But this isn’t Lake Wobegon, and everyone isn’t above average. The spectrum of scores, notably struggling in the green building category, is particularly salient in the context of current events. Congress is sending mixed messages at best by entertaining not one, but two poison pill amendments to the Shaheen-Portman energy efficiency legislation that would basically stop federal green building entirely

Here are the green building highlights:

  • GSA: GSA went from 8 percent of its portfolio to 10 percent, ahead of the pace of the 15 percent by 2015 goal. GSA has a huge portfolio, so this is significant, as is the $65 million taxpayer dollars saved per year already mentioned.
  • EPA: It's not a shock that EPA is good at this stuff, scoring green on all the metrics. It is equally proficient at green building, having 16 LEED registered or certified projects over 1 million square feet. Impressive.

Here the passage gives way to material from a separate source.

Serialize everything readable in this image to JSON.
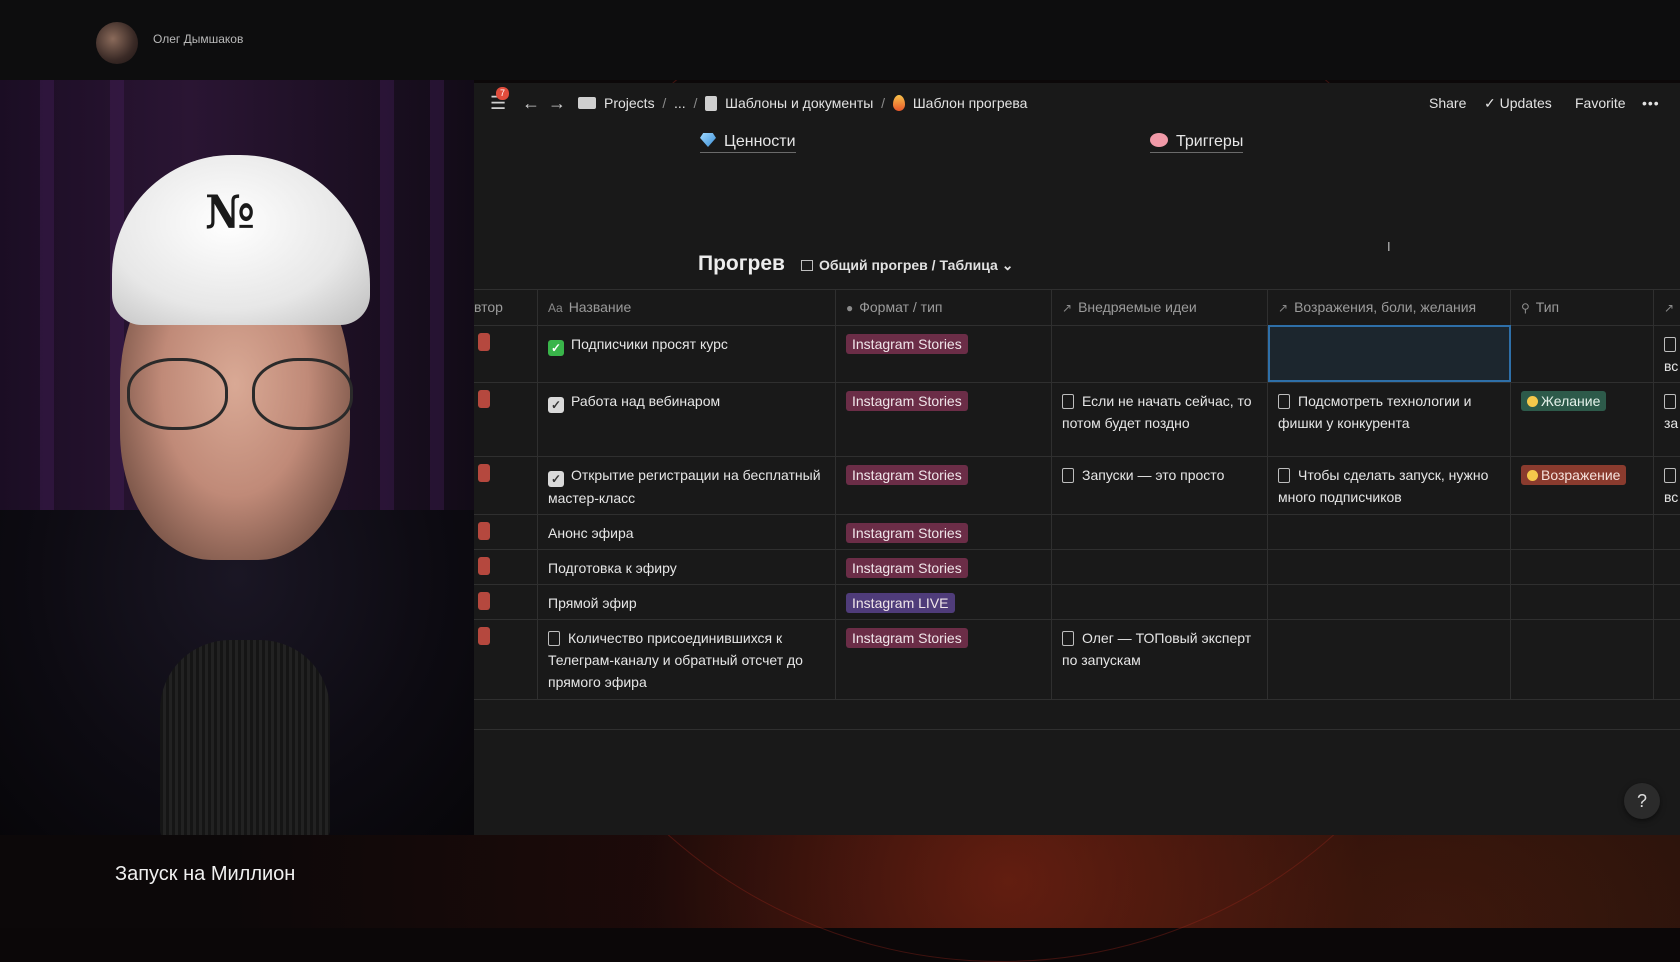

  • Department of Defense (DOD): DOD is still in the red on green building. In its defense, its portfolio is the largest of any federal agency, and it has been putting significant effort into improving. DOD has more LEED certified buildings than any agency, and the National Academy of Sciences recently revalidated the DOD policy to certify their buildings to LEED Silver. Most recently, DOD released its new Unified Facilities Code, which draws heavily from ASHRAE/USGBC/IES Standard 189.1, a green building code. It clearly understands the scope of the challenge it is taking on, and I wouldn’t bet against it succeeding.
  • NASA: NASA is all green… except in green buildings, where it gets a yellow again this year. If you're like me, you have unreasonably high expectations for NASA and were a bit disappointed in just a 1 percent increase in its green portfolio. Maybe next year will be the year for the agency with the 3rd most LEED buildings, behind DOD and GSA.

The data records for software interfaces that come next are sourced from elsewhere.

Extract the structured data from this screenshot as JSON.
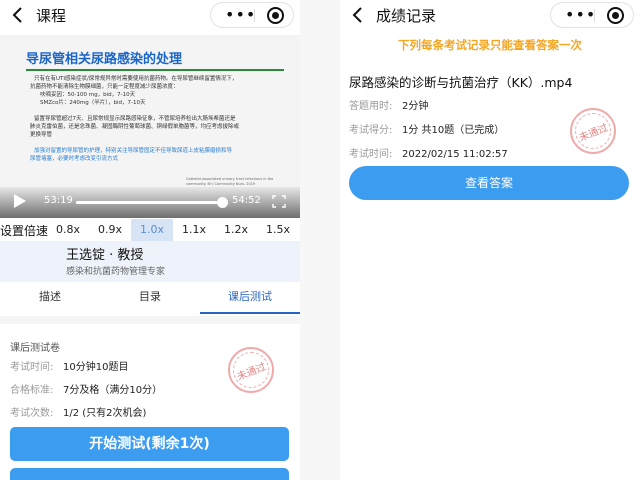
{
  "left": {
    "nav": {
      "title": "课程",
      "more": "•••"
    },
    "video": {
      "slide_title": "导尿管相关尿路感染的处理",
      "slide_lines": [
        {
          "text": "只有在有UTI感染症状/尿常规异常时需要使用抗菌药物。在导尿管继续留置情况下，",
          "style": "b"
        },
        {
          "text": "抗菌药物不能清除生物膜细菌，只能一定程度减少尿菌浓度：",
          "style": ""
        },
        {
          "text": "呋喃妥因：50-100 mg，bid，7-10天",
          "style": "ind"
        },
        {
          "text": "SMZco片：240mg（半片），bid，7-10天",
          "style": "ind"
        },
        {
          "text": "",
          "style": ""
        },
        {
          "text": "留置导尿管超过7天、且尿常规显示尿路感染征象，不管尿培养检出大肠埃希菌还是",
          "style": "b"
        },
        {
          "text": "肺炎克雷伯菌，还是念珠菌、凝固酶阴性葡萄球菌、铜绿假单胞菌等，均应考虑拔除或",
          "style": ""
        },
        {
          "text": "更换导管",
          "style": ""
        },
        {
          "text": "",
          "style": ""
        },
        {
          "text": "加强对留置的导尿管的护理，特别关注导尿管固定不佳导致尿道上皮粘膜磨损和导",
          "style": "b hl"
        },
        {
          "text": "尿管堵塞，必要时考虑改变引流方式",
          "style": "hl"
        }
      ],
      "citation": "Catheter-associated urinary tract infections in the community. Br J Community Nurs. 2019",
      "current_time": "53:19",
      "total_time": "54:52",
      "progress": 0.97
    },
    "speed_label": "设置倍速",
    "speeds": [
      "0.8x",
      "0.9x",
      "1.0x",
      "1.1x",
      "1.2x",
      "1.5x"
    ],
    "active_speed": "1.0x",
    "teacher": {
      "name": "王选锭 · 教授",
      "desc": "感染和抗菌药物管理专家"
    },
    "tabs": [
      "描述",
      "目录",
      "课后测试"
    ],
    "active_tab": "课后测试",
    "quiz": {
      "header": "课后测试卷",
      "rows": [
        {
          "k": "考试时间:",
          "v": "10分钟10题目"
        },
        {
          "k": "合格标准:",
          "v": "7分及格（满分10分）"
        },
        {
          "k": "考试次数:",
          "v": "1/2 (只有2次机会)"
        }
      ],
      "stamp": "未通过",
      "start_button": "开始测试(剩余1次)"
    }
  },
  "right": {
    "nav": {
      "title": "成绩记录",
      "more": "•••"
    },
    "notice": "下列每条考试记录只能查看答案一次",
    "record": {
      "title": "尿路感染的诊断与抗菌治疗（KK）.mp4",
      "rows": [
        {
          "k": "答题用时:",
          "v": "2分钟"
        },
        {
          "k": "考试得分:",
          "v": "1分 共10题（已完成）"
        },
        {
          "k": "考试时间:",
          "v": "2022/02/15 11:02:57"
        }
      ],
      "stamp": "未通过",
      "view_button": "查看答案"
    }
  },
  "colors": {
    "accent": "#3b9cf0",
    "tab_active": "#2864c8",
    "notice": "#f5a623",
    "stamp": "#e26666"
  },
  "icons": [
    "back-arrow-icon",
    "more-dots-icon",
    "close-circle-icon",
    "play-icon",
    "fullscreen-icon",
    "fail-stamp-icon"
  ]
}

  • Department of Energy (DOE): DOE was good on most metrics, with five out of seven green scores, but not so good on green building, getting a red score again this year after showing only a 1 percent increase in its sustainable portfolio. DOE has the fourth most LEED buildings of all agencies, and there is no doubt it knows how to improve its buildings, so perhaps a big improvement is in the future.
  • Department of State: The State Department scored green last year, but still took a huge leap forward in getting a green this year, jumping from a roughly 6 percent sustainable portfolio to 19 percent. The State Department is the purveyor of over 10 million gross square feet of LEED-registered or -certified project space. We can confirm that there are many LEED-certified U.S. embassies around the world that quietly communicate American values every day.

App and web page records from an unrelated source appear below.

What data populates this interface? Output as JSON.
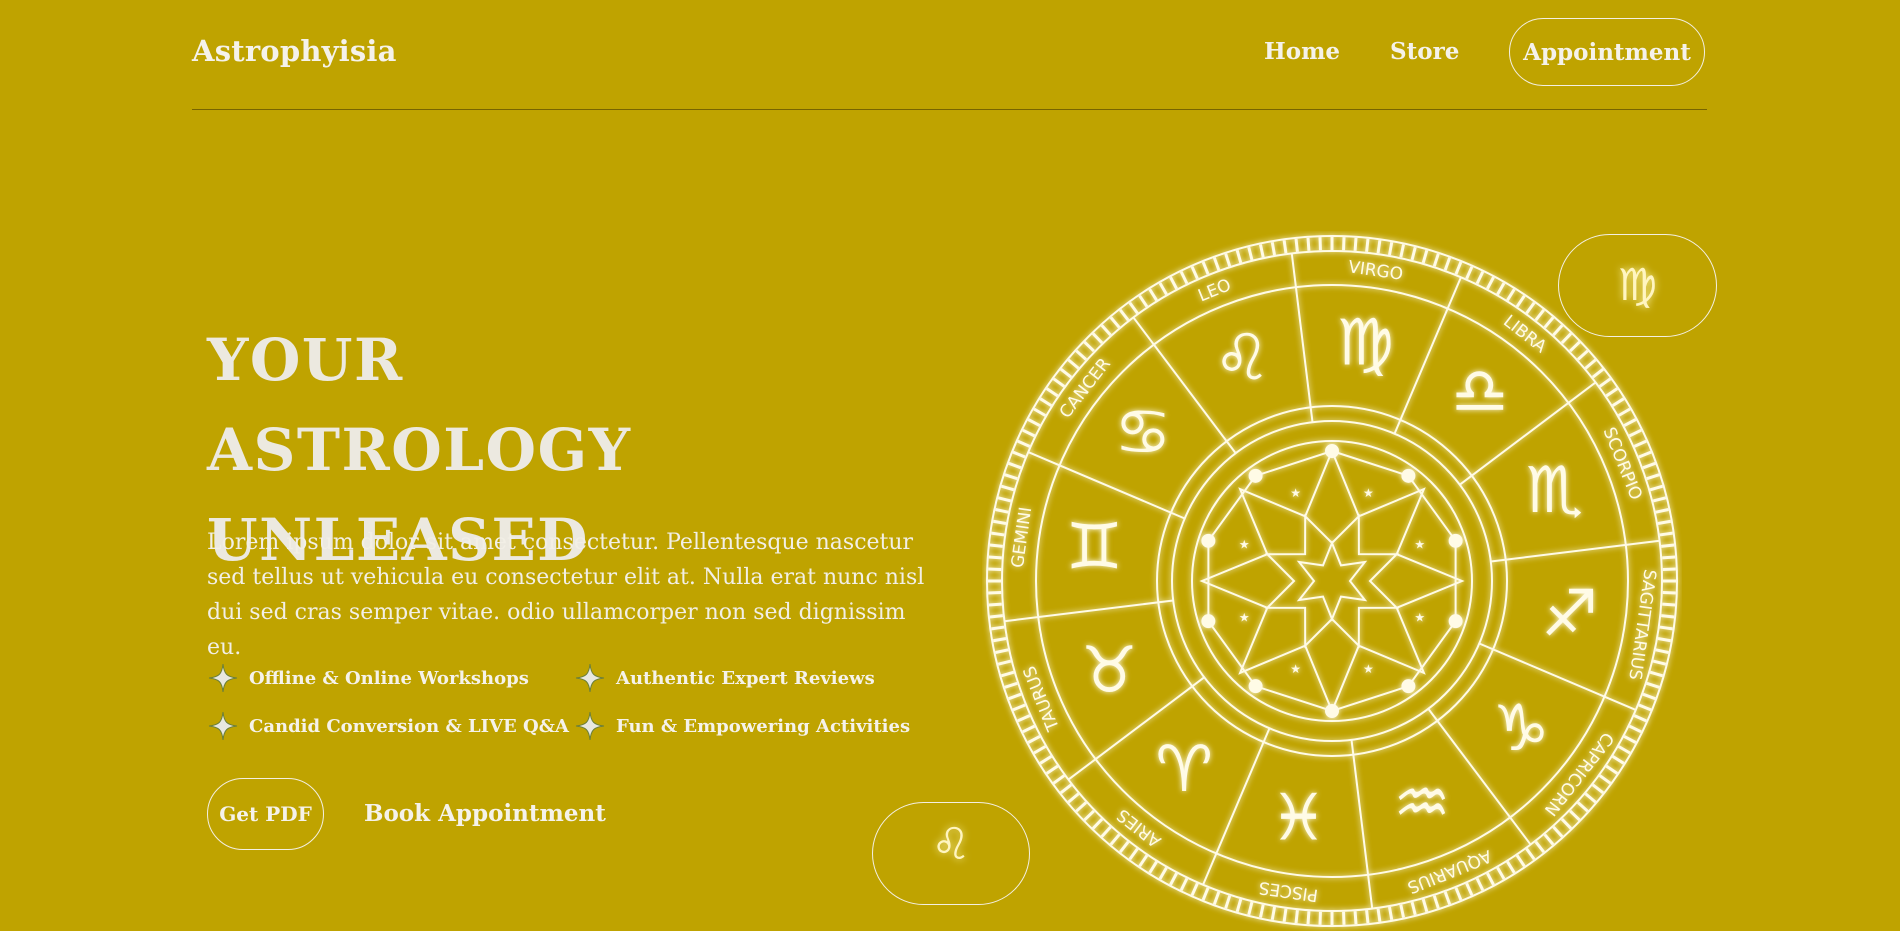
{
  "header": {
    "brand": "Astrophyisia",
    "nav": {
      "home": "Home",
      "store": "Store",
      "appointment": "Appointment"
    }
  },
  "hero": {
    "title_line1": "YOUR ASTROLOGY",
    "title_line2": "UNLEASED",
    "description": "Lorem ipsum dolor sit amet consectetur. Pellentesque nascetur sed tellus ut vehicula eu consectetur elit at. Nulla erat nunc nisl dui sed cras semper vitae. odio ullamcorper non sed dignissim eu.",
    "features": [
      "Offline & Online Workshops",
      "Authentic Expert Reviews",
      "Candid Conversion & LIVE Q&A",
      "Fun & Empowering Activities"
    ],
    "get_pdf": "Get PDF",
    "book_appointment": "Book Appointment"
  },
  "zodiac": {
    "signs": [
      {
        "name": "LEO",
        "glyph": "♌"
      },
      {
        "name": "VIRGO",
        "glyph": "♍"
      },
      {
        "name": "LIBRA",
        "glyph": "♎"
      },
      {
        "name": "SCORPIO",
        "glyph": "♏"
      },
      {
        "name": "SAGITTARIUS",
        "glyph": "♐"
      },
      {
        "name": "CAPRICORN",
        "glyph": "♑"
      },
      {
        "name": "AQUARIUS",
        "glyph": "♒"
      },
      {
        "name": "PISCES",
        "glyph": "♓"
      },
      {
        "name": "ARIES",
        "glyph": "♈"
      },
      {
        "name": "TAURUS",
        "glyph": "♉"
      },
      {
        "name": "GEMINI",
        "glyph": "♊"
      },
      {
        "name": "CANCER",
        "glyph": "♋"
      }
    ],
    "pill_top_glyph": "♍",
    "pill_bottom_glyph": "♌"
  },
  "colors": {
    "background": "#bfa300",
    "text": "#f2efe6",
    "glow": "#fff7b0"
  },
  "icons": {
    "feature_bullet": "four-point-star-icon"
  }
}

  • Department of Agriculture (USDA): USDA repeated its green in green building score again this year. Many people think that green buildings are only in Manhattan or Washington, D.C., but that’s not the case. USDA even has a map of some of the LEED and ENERGY STAR projects it has supported through its rural development program. USDA has 65 LEED-registered or -certified projects, amounting to over 1.8 million gross LEED square footage.

The agencies that struggled with green building cited their older, historic building stock as the reason they are behind. While it is true that some older buildings can be challenging, I have to think that if the Treasury Department can find $3.5 million in savings every year from its LEED Gold certification, then our other most prized and well-known buildings around the country stand to gain from starting the program.

Discover which agencies have the most building space. If you want to know how LEED has been used by the high-performing agencies to date, check out our LEED in the Public Sector Fact Sheet.